Then began a journey or reexamining a lot of my theology through a new lens of the goodness of God. For the next 8 months, I refused to read anything but the Bible or listen to any preachers from either side (Baptist or non-denominational/Charismatic), especially focused on the Gospels, which is stretch for me since I love books and sermon podcasts. I wanted the words of Jesus on the matters I reexamined. I refused to compromise what the Bible says because of what I hadn’t seen (yet). I honestly was struggling with a lot of fear of being deceived. I felt like over time, little by little, the leaven (influence on the mind) that I was under was only a partial truth, and the other part that I missed was a pretty big deal. If I was deceived last time, how do I know I’m not being deceived this time? This is where I don’t want to make it about whether or not you agree with me or not or particular issues or not, (especially suffering, since that was a biggie for me) I just want to share the truths and tools God led me to when it comes to forming and living out my theology.

1. Trust the Holy Spirit to lead you into all truth. That’s His job (John 16:13). I need to be obedient in reading His Word, but I needed to have more faith in the Holy Spirit’s ability to lead me that the enemy’s ability to deceive me. If I am ever off in my thinking somewhere, I have to trust that the Holy Spirit will do His job in leading me back into truth.

2. Read the Bible the most. I like Christian books. I like podcasts. But the only book I 100% trust is the Bible. Read it more than you read other resources. Listen to the Bible more than you listen to podcasts. Because this is the only book that is alive, whose Author’s opinion will never change, whose Words will wash you and has the power of the Spirit on the pages. You need to know the Word to discern true from almost true.
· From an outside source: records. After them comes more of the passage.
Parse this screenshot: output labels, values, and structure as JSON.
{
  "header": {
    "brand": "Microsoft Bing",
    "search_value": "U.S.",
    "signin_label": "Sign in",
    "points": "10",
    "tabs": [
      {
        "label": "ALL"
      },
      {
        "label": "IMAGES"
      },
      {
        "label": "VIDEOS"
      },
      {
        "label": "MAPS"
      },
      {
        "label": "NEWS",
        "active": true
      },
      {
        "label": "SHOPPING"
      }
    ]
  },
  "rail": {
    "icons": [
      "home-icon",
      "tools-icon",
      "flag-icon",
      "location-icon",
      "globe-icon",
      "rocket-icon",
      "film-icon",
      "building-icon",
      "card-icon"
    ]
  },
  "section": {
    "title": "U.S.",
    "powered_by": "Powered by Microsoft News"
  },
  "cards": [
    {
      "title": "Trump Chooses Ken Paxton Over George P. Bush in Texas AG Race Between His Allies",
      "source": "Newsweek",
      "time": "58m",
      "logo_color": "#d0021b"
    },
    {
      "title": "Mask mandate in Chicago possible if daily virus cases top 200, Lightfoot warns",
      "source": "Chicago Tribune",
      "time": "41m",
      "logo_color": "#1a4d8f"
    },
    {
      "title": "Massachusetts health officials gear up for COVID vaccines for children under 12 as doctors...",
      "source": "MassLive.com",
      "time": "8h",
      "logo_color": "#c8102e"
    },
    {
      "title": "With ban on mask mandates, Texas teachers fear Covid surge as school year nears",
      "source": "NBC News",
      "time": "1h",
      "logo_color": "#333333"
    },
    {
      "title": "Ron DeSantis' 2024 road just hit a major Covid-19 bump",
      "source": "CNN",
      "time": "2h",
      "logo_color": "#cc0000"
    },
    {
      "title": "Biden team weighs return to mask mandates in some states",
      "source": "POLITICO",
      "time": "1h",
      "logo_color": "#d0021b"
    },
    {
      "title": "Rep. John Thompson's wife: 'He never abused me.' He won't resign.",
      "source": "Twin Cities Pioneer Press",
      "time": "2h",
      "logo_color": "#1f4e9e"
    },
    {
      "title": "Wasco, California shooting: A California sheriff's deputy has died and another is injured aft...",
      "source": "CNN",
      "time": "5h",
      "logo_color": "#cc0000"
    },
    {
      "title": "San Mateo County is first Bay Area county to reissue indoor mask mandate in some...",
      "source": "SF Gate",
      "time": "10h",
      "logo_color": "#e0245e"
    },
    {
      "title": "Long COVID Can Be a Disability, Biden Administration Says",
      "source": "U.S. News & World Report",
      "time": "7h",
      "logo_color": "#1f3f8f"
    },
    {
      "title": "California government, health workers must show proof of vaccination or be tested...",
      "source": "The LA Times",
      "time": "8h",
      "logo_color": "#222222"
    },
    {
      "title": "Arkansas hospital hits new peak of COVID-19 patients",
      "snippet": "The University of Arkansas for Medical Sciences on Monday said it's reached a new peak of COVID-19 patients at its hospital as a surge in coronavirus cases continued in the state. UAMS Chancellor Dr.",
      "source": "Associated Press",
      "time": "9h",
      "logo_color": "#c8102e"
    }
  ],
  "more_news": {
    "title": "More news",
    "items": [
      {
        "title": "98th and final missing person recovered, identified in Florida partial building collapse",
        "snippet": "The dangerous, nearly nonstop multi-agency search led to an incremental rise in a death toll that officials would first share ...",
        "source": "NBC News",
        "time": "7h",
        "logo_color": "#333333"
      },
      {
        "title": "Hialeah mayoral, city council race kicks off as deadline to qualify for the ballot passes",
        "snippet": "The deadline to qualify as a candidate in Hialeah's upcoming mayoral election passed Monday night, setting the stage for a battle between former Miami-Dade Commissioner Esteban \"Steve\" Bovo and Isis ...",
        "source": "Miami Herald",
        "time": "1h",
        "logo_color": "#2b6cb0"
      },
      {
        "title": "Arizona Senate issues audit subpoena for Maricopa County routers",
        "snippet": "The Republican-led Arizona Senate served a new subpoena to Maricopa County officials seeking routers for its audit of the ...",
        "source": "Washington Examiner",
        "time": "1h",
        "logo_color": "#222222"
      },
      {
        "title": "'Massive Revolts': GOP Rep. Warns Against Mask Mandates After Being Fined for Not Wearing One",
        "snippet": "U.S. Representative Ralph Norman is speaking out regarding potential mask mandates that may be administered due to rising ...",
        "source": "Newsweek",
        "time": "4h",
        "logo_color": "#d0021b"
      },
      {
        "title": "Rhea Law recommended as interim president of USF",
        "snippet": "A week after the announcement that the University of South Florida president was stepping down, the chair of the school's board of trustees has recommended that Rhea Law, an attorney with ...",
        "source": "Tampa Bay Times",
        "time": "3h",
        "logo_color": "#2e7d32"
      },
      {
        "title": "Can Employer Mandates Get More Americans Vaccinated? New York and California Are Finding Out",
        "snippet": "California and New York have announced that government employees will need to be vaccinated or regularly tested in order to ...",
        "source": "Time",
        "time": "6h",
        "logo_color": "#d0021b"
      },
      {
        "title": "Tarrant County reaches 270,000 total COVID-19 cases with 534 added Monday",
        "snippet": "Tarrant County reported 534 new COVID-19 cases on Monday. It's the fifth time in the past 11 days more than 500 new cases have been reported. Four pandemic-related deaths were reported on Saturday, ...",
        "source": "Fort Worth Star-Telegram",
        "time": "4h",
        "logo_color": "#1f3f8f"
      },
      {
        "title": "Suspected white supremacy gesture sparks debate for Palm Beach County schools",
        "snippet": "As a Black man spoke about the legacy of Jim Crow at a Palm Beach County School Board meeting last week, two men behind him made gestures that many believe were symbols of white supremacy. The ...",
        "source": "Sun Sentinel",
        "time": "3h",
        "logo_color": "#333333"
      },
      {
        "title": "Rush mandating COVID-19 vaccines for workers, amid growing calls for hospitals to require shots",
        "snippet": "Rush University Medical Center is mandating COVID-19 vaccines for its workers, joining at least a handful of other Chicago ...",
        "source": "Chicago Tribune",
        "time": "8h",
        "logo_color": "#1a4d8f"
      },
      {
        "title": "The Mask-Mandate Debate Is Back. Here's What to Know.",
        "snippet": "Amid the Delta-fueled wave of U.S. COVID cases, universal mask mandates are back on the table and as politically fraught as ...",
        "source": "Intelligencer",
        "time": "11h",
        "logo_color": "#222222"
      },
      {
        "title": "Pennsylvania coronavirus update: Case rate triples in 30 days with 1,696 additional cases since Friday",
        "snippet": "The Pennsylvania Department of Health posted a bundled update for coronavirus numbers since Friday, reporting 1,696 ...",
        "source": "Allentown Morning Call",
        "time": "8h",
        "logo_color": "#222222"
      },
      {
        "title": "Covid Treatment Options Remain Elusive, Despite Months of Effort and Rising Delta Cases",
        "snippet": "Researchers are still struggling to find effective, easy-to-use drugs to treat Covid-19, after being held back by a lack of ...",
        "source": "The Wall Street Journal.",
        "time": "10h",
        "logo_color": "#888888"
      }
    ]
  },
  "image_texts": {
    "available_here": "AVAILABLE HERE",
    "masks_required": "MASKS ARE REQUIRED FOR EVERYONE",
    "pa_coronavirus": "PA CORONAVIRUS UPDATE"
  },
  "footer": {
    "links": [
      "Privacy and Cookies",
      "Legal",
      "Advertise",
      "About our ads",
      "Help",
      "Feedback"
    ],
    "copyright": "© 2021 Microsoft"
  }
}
3. Stay under multiple teachers. I don’t want to be in a bubble of voices that are all basically saying the same thing, speaking at the same conferences, best friends with each other, and affirming what I already believe. I’m careful to a fault about who I allow to influence me. I pray about who I should listen to, and try to not listen to just one denomination’s theology. Today, there are some people I won’t read or listen to and I’m not suggesting to listen to heresy. I think there can be multiple acceptable interpretations of Scripture, and I don’t think because one person’s interpretation of scripture is different from yours (within reason) that makes them a heretic.

4. “For we now know in part…”. “For we now know in part” is part of 1 Corinthians 13:9. Verse 10 goes on to say, “for when completeness comes, what we know in part disappears.” I don’t know about you, but I can breathe a little easier knowing that every Christian not yet in Heaven knows only in part. I will spend the rest of my life discovering more truth, and on the day I die, I will not have yet known everything there is to know. Jesus never asked us to know it all and have perfect theology by the time we get to Heaven. My rightness does not make me righteous. Jesus, who knew no sin, that became sin for me, so that I may become the righteousness of God is my righteousness (2 Corinthians 5:21).

5. Humility, humility, humility. It’s okay to say, “I could be wrong, but to my current understanding is…” Sometimes I hear someone say something in church or a small group that I’m not familiar with, and instead of thinking “they’re wrong, or they’re deceived”, I think “Maybe I haven’t learned that yet. Can you tell me more?” As much as I try to be careful about who I listen to or read, I’m equally as prayerful to maintain a teachable spirit.

That leads me to where I am today. Most importantly, I pray that this encouraged you to trust Jesus on your quest with Him, knowing that He’s the best leader of your heart and writer of your story, and will tell you the more He has to say when you’re ready for it. I’d love to know if this blessed you at all. Shoot me an email or find me on Instagram! Love you guys!